Movin' right along, footloose and fancy- free. Darcie mentioned that she likes my floors. Well, funny thing about those floors... My DH is always looking for a bargain. Now, he didn't used to be that way, but he's pretty smart and figured, hey, he'd rather save a buck than throw it away. So he haunts all those bargain papers where people are selling just about everything. A regular hunter/gatherer. (We just purchased our second Ebay vehicle. A 1999, 15 passenger Dodge van for $2800. Runs beautiful.) But back to the floors. Bill decided to bargain shop for building supplies, because they were so expensive due the the "rebuilding of Iraq." He found these cool boards and bought them for the subfloor to our addition. (The addition consists of my quilting room, a spare bedroom and handicap bathroom, and a laundryroom.) When we were finishing up the quilting room, which of course, had to be done first as the 5'x15' quilting machine was in my bedroom and he was getting tired of having to go around through the bathroom to get to his side of the bed... I tried to decide what kind of flooring I wanted and could afford. There are two layers of those boards down on the floor, so they were sufficient but Bill wasn't so sure they were good enough for a "finished" floor. Well, I already had a couple gallons of polyurethane and figured it couldn't hurt to try. They turned out so much better than I could have imagined. We put 5 coats on it and it cleans up very nice. I like the primitive, rustic look, so they suit me fine. I always get compliments on them and to think Bill just bought them for a dollar a board! (Oh, and the quilt a friend made and I quilted.)
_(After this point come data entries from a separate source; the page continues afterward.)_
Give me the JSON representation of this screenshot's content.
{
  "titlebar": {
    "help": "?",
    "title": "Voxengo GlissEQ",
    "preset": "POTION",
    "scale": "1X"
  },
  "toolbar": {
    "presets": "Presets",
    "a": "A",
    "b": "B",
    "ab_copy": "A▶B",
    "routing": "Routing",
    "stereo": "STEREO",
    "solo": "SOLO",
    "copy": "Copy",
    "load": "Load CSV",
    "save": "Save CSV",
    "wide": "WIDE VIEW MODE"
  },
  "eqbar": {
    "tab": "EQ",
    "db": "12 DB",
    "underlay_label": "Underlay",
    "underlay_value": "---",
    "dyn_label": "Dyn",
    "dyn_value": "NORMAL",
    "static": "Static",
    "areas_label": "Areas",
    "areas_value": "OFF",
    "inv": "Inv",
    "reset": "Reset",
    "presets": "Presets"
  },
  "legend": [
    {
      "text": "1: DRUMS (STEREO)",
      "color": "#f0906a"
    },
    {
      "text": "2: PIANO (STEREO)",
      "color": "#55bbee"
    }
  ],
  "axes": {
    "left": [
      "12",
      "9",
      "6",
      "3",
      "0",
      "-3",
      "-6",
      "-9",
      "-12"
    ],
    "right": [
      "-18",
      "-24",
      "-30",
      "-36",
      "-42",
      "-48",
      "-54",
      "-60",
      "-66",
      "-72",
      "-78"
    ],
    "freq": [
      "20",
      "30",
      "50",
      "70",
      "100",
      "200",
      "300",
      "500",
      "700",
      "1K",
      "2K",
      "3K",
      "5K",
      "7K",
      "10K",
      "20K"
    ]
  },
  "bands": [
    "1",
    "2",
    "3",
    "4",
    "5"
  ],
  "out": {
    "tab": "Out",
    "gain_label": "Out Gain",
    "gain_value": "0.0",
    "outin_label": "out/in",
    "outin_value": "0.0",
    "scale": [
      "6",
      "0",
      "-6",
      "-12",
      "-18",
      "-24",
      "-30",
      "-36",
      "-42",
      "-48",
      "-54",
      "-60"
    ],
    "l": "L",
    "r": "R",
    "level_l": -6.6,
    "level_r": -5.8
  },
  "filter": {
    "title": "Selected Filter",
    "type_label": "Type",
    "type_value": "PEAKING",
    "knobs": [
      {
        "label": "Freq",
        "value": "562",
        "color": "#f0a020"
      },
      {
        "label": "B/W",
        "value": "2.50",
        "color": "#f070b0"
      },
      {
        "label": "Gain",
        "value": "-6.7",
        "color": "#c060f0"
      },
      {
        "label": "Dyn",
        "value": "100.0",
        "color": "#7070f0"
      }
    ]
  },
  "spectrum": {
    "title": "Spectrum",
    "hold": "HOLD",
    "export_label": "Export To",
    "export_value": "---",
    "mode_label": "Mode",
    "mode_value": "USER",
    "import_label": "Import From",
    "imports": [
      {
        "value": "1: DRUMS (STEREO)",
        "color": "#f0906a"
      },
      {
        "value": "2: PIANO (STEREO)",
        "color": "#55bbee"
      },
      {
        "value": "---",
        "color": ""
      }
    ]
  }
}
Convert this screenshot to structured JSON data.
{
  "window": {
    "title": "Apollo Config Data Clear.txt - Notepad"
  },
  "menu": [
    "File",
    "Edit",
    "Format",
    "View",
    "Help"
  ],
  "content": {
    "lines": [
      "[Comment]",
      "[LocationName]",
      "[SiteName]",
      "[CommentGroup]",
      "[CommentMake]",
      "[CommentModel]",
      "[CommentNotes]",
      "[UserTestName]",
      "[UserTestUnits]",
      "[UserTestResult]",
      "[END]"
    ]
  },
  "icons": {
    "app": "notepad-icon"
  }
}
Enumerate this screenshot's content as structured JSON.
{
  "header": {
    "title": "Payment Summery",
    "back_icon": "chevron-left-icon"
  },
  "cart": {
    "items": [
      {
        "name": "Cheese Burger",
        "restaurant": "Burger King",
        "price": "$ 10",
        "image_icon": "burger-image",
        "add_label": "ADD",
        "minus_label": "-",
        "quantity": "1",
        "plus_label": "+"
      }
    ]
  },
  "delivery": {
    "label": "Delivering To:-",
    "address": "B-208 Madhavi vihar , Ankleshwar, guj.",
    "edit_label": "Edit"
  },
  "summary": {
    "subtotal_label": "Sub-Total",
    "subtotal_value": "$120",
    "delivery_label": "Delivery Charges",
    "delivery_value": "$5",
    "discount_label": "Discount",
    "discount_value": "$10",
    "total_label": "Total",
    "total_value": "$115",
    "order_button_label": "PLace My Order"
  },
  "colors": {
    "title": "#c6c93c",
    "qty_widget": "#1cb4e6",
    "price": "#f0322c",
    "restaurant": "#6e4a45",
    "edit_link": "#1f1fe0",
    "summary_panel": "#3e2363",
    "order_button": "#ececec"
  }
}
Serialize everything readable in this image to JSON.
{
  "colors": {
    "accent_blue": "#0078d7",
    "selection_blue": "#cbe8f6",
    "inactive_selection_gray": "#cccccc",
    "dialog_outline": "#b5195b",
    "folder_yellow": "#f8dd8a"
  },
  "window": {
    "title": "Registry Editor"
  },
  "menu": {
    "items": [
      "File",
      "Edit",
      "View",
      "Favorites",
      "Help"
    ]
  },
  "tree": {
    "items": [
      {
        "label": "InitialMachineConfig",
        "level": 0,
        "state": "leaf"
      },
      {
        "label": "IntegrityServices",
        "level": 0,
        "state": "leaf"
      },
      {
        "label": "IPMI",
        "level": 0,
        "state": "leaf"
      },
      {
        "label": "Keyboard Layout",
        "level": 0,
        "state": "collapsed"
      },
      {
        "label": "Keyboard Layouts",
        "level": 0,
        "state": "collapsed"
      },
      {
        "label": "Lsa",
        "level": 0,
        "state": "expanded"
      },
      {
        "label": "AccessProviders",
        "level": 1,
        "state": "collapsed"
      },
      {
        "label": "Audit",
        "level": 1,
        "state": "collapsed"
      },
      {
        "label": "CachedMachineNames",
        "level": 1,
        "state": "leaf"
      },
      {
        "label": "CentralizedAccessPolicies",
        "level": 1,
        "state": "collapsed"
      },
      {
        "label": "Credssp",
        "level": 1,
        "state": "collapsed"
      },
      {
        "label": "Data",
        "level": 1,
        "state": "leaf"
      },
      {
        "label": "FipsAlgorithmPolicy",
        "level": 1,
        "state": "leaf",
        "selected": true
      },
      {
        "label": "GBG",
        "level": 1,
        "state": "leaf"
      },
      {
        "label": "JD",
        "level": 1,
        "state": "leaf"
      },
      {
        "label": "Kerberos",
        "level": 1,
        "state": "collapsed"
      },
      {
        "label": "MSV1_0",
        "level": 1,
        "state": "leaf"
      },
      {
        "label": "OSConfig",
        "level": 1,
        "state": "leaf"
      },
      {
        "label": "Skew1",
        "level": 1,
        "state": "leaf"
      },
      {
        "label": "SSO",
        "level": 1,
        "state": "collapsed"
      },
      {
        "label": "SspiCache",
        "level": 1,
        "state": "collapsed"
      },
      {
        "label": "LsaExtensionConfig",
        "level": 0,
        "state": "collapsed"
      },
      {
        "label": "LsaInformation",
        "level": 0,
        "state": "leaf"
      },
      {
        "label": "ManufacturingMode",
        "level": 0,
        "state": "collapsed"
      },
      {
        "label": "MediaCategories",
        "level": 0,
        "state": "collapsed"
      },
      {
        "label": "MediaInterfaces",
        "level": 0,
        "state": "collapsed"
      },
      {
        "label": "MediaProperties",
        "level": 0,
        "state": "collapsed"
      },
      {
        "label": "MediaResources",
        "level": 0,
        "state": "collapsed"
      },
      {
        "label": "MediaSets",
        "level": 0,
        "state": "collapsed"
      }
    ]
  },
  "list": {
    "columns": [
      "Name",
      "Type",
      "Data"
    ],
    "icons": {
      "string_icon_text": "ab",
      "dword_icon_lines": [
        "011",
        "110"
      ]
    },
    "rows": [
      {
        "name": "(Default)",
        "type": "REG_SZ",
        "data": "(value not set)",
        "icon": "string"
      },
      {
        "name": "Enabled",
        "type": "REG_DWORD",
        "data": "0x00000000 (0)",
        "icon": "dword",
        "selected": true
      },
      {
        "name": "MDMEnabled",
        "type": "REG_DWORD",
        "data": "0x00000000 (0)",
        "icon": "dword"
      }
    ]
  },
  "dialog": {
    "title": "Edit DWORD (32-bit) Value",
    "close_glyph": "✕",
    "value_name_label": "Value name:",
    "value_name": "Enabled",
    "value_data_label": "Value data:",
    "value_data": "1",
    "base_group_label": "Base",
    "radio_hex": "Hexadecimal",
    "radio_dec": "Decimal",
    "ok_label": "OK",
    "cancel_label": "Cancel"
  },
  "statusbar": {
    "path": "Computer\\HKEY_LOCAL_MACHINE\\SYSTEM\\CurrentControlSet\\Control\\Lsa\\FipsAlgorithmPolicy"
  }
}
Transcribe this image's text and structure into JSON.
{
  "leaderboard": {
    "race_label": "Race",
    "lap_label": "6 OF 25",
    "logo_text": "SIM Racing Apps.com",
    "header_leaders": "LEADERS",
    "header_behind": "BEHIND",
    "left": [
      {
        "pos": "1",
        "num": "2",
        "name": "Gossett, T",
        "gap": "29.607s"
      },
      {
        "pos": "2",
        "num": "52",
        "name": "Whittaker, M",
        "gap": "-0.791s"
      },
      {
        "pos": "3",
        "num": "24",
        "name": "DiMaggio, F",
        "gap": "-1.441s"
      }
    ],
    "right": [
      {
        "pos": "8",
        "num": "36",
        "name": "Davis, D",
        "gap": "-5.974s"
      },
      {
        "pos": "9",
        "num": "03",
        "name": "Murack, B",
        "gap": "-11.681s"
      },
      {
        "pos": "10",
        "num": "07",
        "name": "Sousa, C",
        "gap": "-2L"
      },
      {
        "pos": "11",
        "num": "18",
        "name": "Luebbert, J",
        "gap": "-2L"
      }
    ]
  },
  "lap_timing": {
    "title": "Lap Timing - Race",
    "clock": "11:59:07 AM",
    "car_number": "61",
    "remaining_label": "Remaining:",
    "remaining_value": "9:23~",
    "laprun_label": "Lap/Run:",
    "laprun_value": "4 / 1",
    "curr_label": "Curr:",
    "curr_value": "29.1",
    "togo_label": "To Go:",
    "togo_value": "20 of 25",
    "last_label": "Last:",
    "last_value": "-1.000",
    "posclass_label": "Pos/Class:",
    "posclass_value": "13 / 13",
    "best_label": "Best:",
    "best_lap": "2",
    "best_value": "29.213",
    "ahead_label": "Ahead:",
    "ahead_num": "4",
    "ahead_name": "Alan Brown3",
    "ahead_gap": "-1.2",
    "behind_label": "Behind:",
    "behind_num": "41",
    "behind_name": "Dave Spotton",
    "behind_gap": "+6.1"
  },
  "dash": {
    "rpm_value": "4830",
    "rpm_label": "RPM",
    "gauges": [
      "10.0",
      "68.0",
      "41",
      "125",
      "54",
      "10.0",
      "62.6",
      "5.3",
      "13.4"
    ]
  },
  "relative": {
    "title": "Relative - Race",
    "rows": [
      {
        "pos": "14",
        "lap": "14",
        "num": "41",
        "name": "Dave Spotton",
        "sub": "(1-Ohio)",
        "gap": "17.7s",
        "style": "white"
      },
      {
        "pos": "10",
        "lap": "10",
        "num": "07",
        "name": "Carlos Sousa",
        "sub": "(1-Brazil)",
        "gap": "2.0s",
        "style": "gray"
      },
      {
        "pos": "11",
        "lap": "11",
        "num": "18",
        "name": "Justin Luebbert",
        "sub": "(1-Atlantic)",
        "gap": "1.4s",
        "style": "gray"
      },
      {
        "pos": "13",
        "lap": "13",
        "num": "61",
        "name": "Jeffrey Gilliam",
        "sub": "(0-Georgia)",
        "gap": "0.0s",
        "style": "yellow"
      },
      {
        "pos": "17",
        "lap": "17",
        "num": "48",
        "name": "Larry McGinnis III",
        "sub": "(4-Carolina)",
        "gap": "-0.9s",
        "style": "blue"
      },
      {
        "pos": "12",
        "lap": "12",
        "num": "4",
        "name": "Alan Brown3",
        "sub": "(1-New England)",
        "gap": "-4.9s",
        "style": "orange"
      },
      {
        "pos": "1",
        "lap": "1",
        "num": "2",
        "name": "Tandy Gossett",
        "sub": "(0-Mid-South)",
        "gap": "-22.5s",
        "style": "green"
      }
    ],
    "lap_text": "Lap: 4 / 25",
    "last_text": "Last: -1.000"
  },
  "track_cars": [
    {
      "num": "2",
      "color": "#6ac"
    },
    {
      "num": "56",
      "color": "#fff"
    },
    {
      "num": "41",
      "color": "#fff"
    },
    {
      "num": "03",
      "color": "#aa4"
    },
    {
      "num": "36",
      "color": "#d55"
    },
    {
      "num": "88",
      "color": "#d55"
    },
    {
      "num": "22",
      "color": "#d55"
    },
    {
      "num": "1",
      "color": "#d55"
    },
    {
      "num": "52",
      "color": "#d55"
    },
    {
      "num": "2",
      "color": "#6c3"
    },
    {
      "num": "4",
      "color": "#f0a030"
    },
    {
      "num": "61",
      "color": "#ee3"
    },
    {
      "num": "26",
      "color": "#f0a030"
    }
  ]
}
This is the inside of my shelves in my quilting room. When DH and I were putting the varnish on my quillting room floor, we noticed that someone had wandered into the room while the varnish was still tacky. It wasn't a big deal as we still had 2 more coats to apply, but it gave me the idea to preserve their little foot prints in the closet. The older boys felt a little foolish putting paint on their feet, and the baby cried, but everybody in between had a good time. Notice I have a flat footer in the mix. If you're having trouble counting, ask Sarah how many there are- I'd hate to deprive her of the tickle she gets from telling folks. She rolls her eyes as if to say, "My friend is insane." But she loves me anyway!